(Records from a collection)
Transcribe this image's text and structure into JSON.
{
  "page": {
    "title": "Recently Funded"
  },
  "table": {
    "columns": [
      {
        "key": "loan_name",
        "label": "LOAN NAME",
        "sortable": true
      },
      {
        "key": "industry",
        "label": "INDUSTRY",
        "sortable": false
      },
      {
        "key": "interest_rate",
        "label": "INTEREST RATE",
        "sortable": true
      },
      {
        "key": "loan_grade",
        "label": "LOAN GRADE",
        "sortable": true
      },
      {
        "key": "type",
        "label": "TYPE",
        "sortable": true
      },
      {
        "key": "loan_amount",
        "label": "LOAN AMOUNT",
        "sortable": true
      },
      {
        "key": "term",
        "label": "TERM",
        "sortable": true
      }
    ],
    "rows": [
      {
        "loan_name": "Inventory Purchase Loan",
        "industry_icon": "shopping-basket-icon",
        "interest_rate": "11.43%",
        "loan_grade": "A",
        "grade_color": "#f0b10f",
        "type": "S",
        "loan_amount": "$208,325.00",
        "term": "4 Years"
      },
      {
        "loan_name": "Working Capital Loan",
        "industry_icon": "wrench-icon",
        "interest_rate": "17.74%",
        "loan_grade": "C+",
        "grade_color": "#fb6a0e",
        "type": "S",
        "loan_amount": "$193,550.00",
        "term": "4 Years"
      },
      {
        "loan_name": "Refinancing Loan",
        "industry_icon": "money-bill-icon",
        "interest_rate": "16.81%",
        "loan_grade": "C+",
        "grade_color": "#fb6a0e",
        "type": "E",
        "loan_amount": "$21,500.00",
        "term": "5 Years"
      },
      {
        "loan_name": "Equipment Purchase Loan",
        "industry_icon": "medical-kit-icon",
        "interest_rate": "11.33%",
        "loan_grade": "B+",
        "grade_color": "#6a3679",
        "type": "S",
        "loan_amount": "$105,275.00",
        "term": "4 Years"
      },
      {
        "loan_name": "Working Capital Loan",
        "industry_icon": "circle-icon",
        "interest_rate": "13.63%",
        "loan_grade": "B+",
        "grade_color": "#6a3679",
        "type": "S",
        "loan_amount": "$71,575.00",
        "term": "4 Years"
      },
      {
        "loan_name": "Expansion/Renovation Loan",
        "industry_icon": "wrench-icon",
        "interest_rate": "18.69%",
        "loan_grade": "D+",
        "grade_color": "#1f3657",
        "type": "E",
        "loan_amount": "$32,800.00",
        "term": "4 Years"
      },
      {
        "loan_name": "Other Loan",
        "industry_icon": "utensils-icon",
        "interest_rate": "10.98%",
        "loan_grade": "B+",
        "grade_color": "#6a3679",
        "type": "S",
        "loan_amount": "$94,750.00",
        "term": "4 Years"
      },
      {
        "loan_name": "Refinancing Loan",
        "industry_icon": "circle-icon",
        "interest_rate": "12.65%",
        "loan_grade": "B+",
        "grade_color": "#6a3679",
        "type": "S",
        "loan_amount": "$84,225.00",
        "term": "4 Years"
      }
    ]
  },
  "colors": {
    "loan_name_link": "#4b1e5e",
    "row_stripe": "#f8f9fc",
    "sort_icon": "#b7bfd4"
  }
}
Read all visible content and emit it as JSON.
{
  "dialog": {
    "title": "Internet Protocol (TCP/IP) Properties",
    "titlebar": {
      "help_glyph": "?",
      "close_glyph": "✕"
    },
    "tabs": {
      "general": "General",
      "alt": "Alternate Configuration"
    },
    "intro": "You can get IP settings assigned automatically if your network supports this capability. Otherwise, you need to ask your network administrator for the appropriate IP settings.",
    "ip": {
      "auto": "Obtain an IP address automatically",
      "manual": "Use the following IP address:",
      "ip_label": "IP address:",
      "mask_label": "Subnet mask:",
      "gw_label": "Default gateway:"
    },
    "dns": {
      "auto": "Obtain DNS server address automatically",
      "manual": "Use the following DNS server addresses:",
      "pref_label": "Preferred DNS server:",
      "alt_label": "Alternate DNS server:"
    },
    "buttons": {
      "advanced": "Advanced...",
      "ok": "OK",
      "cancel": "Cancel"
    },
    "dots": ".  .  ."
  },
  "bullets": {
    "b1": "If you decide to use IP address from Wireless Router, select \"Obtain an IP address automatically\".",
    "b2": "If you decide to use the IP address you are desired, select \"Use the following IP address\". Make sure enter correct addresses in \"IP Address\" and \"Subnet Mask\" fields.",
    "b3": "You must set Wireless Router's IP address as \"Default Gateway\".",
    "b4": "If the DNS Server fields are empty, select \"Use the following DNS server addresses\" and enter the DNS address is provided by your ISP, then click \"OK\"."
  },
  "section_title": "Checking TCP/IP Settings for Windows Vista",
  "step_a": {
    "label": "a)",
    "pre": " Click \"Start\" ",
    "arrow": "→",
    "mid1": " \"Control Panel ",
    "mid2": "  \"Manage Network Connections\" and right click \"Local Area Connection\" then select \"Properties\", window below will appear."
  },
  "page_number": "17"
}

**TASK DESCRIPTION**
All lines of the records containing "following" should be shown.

**EXERCISE OUTPUT**
      "manual": "Use the following IP address:",
      "manual": "Use the following DNS server addresses:",
    "b2": "If you decide to use the IP address you are desired, select \"Use the following IP address\". Make sure enter correct addresses in \"IP Address\" and \"Subnet Mask\" fields.",
    "b4": "If the DNS Server fields are empty, select \"Use the following DNS server addresses\" and enter the DNS address is provided by your ISP, then click \"OK\"."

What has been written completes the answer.